Whatever one calls the St. Tom’s students – noting how they were known as the Warriors when she first started teaching and how the school’s mascot was rebranded as an Eagle – Pagorek said her “peepsies” and “poopsies” (a term of affection given to the youngest students by former pastor and Bishop Emeritus of Lansing, Michigan Carl F. Mengeling) are adorable.
Sometimes a lesson is punctuated by random comments about topics such as the adventures of the students’ siblings or pets. Though they tend to say the darndest things, Pagorek knows as a mother she must prepare them for future success.
“Sometimes I have to say, ‘That’s very nice, and we’ll have to talk about it later,’” said the 26-year St. Thomas More veteran.
Pagroek said one of her commitments is to help the pre-kindergarteners, whose developmental stage puts them squarely in the “me, me, me” phase, learn a sense of empathy. Instead of praying for a piece of candy, she said students are encouraged to pray for their parents or those in need.
Pagorek recently moved to Crown Point to be closer to her own children, but has remained active in the ministries of St. Thomas More. A prayer warrior, she joined the Altar and Rosary Society, appreciative of members’ commitment to prayer and motherly instincts.
“They are such a bunch of sweet ladies … they ask, ‘What did you guys do in school today?’” she said of the Altar and Rosary members. “So many of them have made donations of cards and crafts to share with my little ones.”
Before she began her commitment to attending daily Mass, she became an extraordinary minister of Holy Comm. Pagorek said being present at liturgies to assist has deepened her faith.
Pagorek reflected on her decisions for Catholic education.
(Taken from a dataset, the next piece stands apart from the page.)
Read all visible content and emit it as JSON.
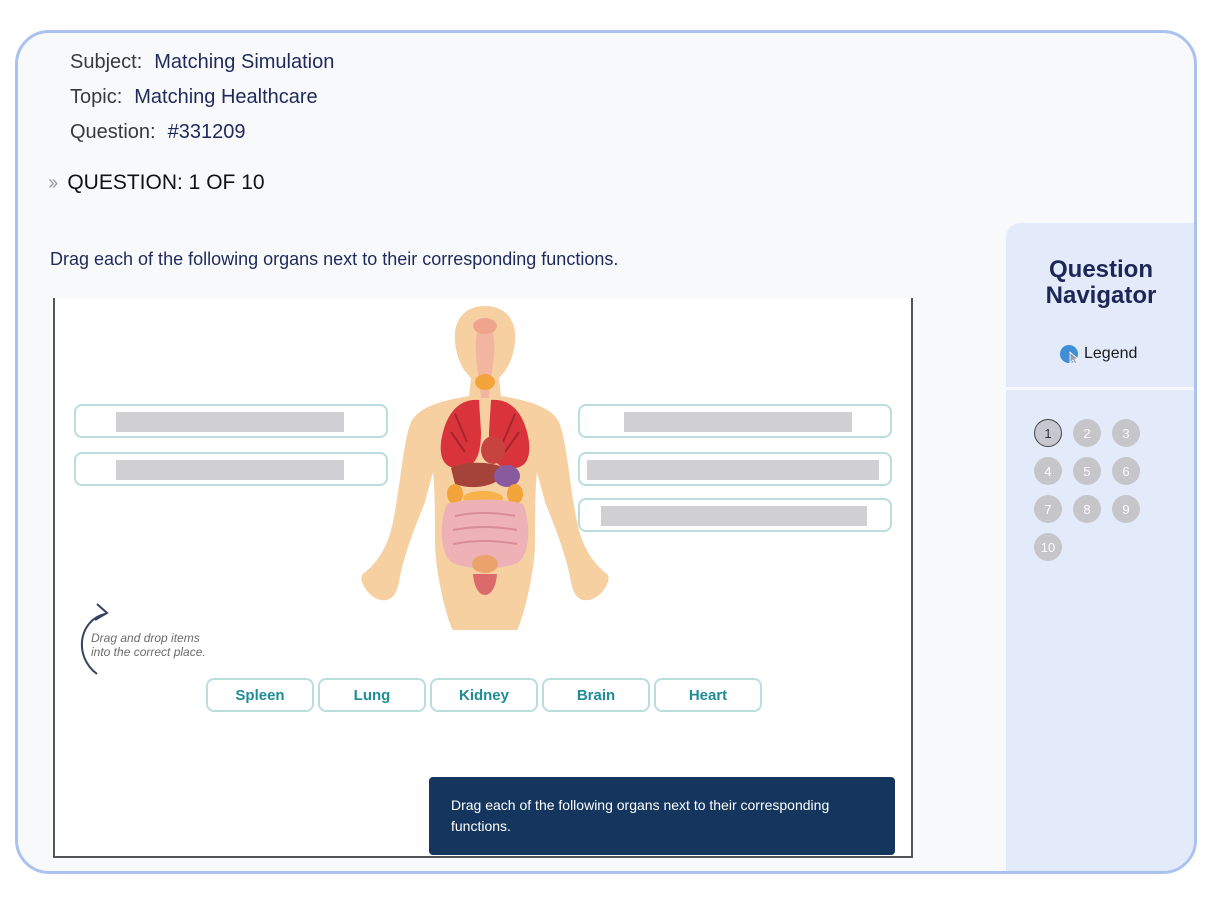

She said she is proud of her children for keeping the faith, and even choosing careers centered around diocesan schools.
Erica (Pagorek) Giegerich has taught kindergarten at St. John the Evangelist since 2007, and Anthony “Tony” Pagorek recently changed careers, having had a multi-faceted teaching and coaching tenure at Andrean.
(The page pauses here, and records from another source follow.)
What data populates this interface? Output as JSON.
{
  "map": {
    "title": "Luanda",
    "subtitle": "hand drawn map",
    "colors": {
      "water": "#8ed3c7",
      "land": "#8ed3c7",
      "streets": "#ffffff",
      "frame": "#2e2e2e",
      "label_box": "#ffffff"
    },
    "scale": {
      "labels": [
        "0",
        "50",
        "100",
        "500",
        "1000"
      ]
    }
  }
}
“My children all have talents that they can share, and I’m proud of them that they’re sharing those talents and enjoying what they are doing,” Kathleen Pagorek said.
St. Thomas More School President Noreen Bickel said Mrs. Pagorek has helped create countless good memories for students, who always speak of her in high regard.
“For many years, Kathy has helped our youngest students develop the basic emotional, social, cognitive, and large and small motor skills needed to be successful in kindergarten … she makes hands-on learning fun,” said Bickel. “Through her actions, Kathy teaches her students to think of and help others.”
An active lifestyle and prayer fitness have kept 65-year-old Pagaorek focused “on the now,” not thinking of retirement. She looks forward to more of the daily surprises of teaching four- and five-year-olds and spending time with her grandchildren.
“I pray and hope I’m doing the right thing,” said Pagorek, who earned the 2008 teacher of the year at St. Thomas More. “I’m not perfect and I’ll tell (my students) that everyday. If I make a mistake in class, I’ll stop and say, ‘I’m sorry.’ They know the only perfect person is Jesus.”
Teaching at a school that is growing for several factors, including the broader support of the state’s School Choice Scholarship Program, she hopes the youngsters “continue to have fun with me.”
“(St. Thomas More) is like family, and we’ve been a part of that family for 40 years,” Pagroek said.
Caption: Twenty-six-year St. Thomas More School teacher Kathleen Pagorek (left) leads her pre-kindergarten students in prayer in Munster on April 19. The Chicago Catholic school alumna and mother of four was recognized by her peers as an example of someone who puts her heart into her work and has been a great influence on her family and students. (Anthony D. Alonzo photo)